Dataset records Start Marker
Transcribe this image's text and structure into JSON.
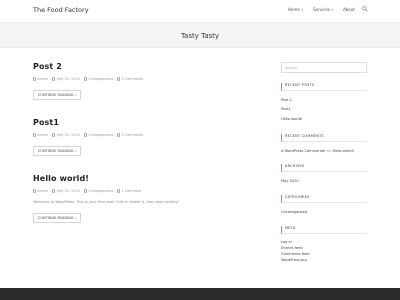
{
  "site": {
    "title": "The Food Factory"
  },
  "nav": {
    "home": "Home",
    "services": "Services",
    "about": "About"
  },
  "hero": {
    "title": "Tasty Tasty"
  },
  "posts": [
    {
      "title": "Post 2",
      "author": "admin",
      "date": "May 31, 2020",
      "category": "Uncategorized",
      "comments": "0 Comments",
      "excerpt": "",
      "button": "CONTINUE READING"
    },
    {
      "title": "Post1",
      "author": "admin",
      "date": "May 31, 2020",
      "category": "Uncategorized",
      "comments": "0 Comments",
      "excerpt": "",
      "button": "CONTINUE READING"
    },
    {
      "title": "Hello world!",
      "author": "admin",
      "date": "May 31, 2020",
      "category": "Uncategorized",
      "comments": "1 Comment",
      "excerpt": "Welcome to WordPress. This is your first post. Edit or delete it, then start writing!",
      "button": "CONTINUE READING"
    }
  ],
  "sidebar": {
    "search_placeholder": "Search",
    "recent_posts": {
      "title": "RECENT POSTS",
      "items": [
        "Post 2",
        "Post1",
        "Hello world!"
      ]
    },
    "recent_comments": {
      "title": "RECENT COMMENTS",
      "author": "A WordPress Commenter",
      "on": "on",
      "post": "Hello world!"
    },
    "archives": {
      "title": "ARCHIVES",
      "items": [
        "May 2020"
      ]
    },
    "categories": {
      "title": "CATEGORIES",
      "items": [
        "Uncategorized"
      ]
    },
    "meta": {
      "title": "META",
      "items": [
        "Log in",
        "Entries feed",
        "Comments feed",
        "WordPress.org"
      ]
    }
  },
  "colors": {
    "accent": "#36b6d0",
    "footer": "#2b2b2b",
    "hero_bg": "#f5f5f5"
  }
}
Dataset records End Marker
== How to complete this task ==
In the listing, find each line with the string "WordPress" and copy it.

== Result for this exercise ==
      "excerpt": "Welcome to WordPress. This is your first post. Edit or delete it, then start writing!",
      "author": "A WordPress Commenter",
        "WordPress.org"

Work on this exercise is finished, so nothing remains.